As you look over the data below, please find each line where the word "start" appears, then copy it.

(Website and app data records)
□ □ □ □

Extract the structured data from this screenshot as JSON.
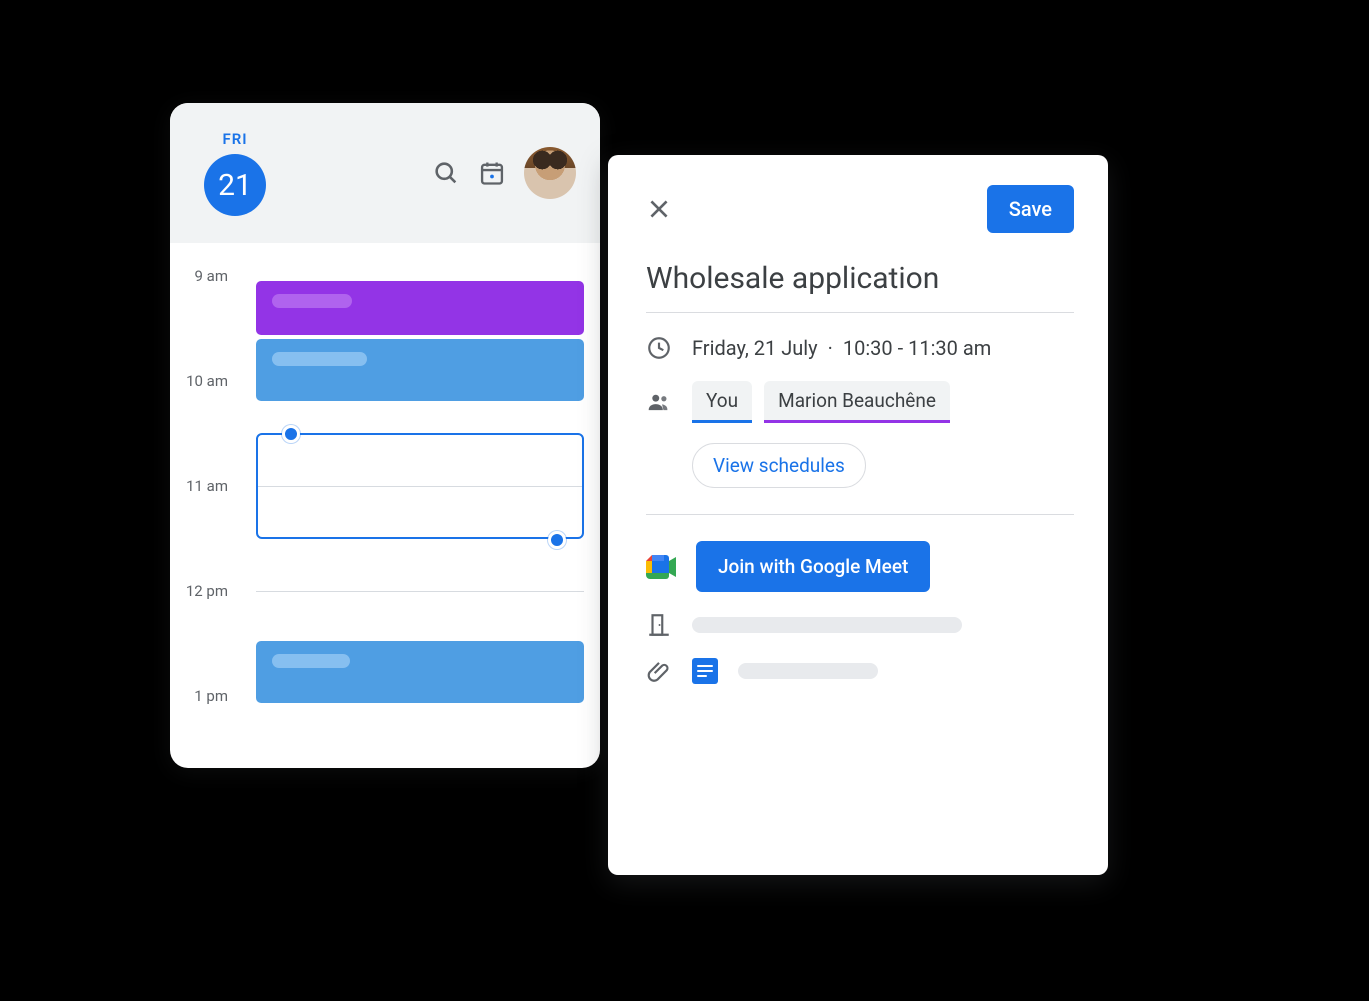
{
  "calendar": {
    "day_name": "FRI",
    "day_number": "21",
    "hours": [
      "9 am",
      "10 am",
      "11 am",
      "12 pm",
      "1 pm"
    ],
    "events": [
      {
        "id": "ev-purple",
        "color": "purple",
        "start": "9:00",
        "end": "9:40"
      },
      {
        "id": "ev-blue",
        "color": "blue",
        "start": "9:45",
        "end": "10:25"
      },
      {
        "id": "ev-blue2",
        "color": "blue",
        "start": "12:30",
        "end": "13:15"
      }
    ],
    "selection": {
      "start": "10:30",
      "end": "11:30"
    }
  },
  "detail": {
    "close_label": "Close",
    "save_label": "Save",
    "title": "Wholesale application",
    "date_text": "Friday, 21 July",
    "time_text": "10:30 - 11:30 am",
    "attendees": {
      "you_label": "You",
      "other_label": "Marion Beauchêne"
    },
    "view_schedules_label": "View schedules",
    "join_meet_label": "Join with Google Meet"
  }
}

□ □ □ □

**Answer for the task**
        "start": "9:00",
        "start": "9:45",
        "start": "12:30",
      "start": "10:30",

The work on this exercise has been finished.